After Altman was pushed out, he stirred speculation about coming back into the fold in a series of tweets. He posted a selfie with an OpenAI guest pass Sunday, saying this is “first and last time i ever wear one of these.”

Hours earlier, he tweeted, “i love the openai team so much,” which drew heart replies from Brockman and Mira Murati, OpenAI’s chief technology officer who was initially named as interim CEO.

It’s not clear what transpired between the announcement of Murati’s interim role Friday and Shear’s hiring, though she was among several employees Monday who tweeted, “OpenAI is nothing without its people.” Altman replied to many with heart emojis.

The board consists of Sutskever, Quora CEO Adam D’Angelo, tech entrepreneur Tasha McCauley and Helen Toner of the Georgetown Center for Security and Emerging Technology.

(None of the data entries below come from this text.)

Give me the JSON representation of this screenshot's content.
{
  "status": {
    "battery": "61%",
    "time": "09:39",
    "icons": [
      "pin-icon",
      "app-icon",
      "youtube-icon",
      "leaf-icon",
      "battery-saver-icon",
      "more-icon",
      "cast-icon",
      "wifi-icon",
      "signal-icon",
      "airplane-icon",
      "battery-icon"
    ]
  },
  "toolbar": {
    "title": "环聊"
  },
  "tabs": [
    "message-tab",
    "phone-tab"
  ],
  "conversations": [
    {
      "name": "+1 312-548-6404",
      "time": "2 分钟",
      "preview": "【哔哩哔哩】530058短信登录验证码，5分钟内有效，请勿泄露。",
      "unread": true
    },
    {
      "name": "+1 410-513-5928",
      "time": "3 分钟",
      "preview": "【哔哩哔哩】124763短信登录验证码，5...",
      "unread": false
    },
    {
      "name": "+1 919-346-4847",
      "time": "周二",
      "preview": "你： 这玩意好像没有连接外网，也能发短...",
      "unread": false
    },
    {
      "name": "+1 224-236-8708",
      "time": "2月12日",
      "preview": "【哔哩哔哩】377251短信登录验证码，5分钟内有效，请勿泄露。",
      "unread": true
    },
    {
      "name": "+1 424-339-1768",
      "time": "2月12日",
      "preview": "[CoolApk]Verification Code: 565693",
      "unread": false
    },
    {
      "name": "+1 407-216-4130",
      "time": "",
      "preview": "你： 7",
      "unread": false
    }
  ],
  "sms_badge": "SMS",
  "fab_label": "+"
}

None could be reached for comment.

Shear said he took the new job because he believes “that OpenAI is one of the most important companies currently in existence.”

On a podcast in June, Shear said he’s generally optimistic about artificial intelligence but has serious concerns about building something “a lot smarter than us” and whether doing so could endanger humans.

That’s an issue that Altman consistently faced after helping catapult ChatGPT to global fame based on its ability to respond to questions and produce human-like passages of text in a seemingly natural way.

In the past year, he has become Silicon Valley’s most indemand voice on the promise and potential dangers of artificial intelligence.

Earlier this year, he went on a world tour to meet with government officials, drawing big crowds at public events as he discussed the risks of artificial intelligence and attempts to regulate the emerging technology.

But as money poured into OpenAI this year, helping to advance its development of more capable AI, it also brought more conflict around whether that fast pace of commercialization fit with the startup’s founding vision, said Kreps, the Cornell University professor. But rather than slow that pace, Altman’s ouster may simply shift it out of OpenAI.

Altman “really has a walkon-water aura, and I think a lot of it is well deserved,” Kreps said. “He’s the one who has attracted the investment, and he’ll do that wherever it is.”

The Associated Press and OpenAI have a licensing and technology agreement allowing OpenAI access to part of the AP’s text archives.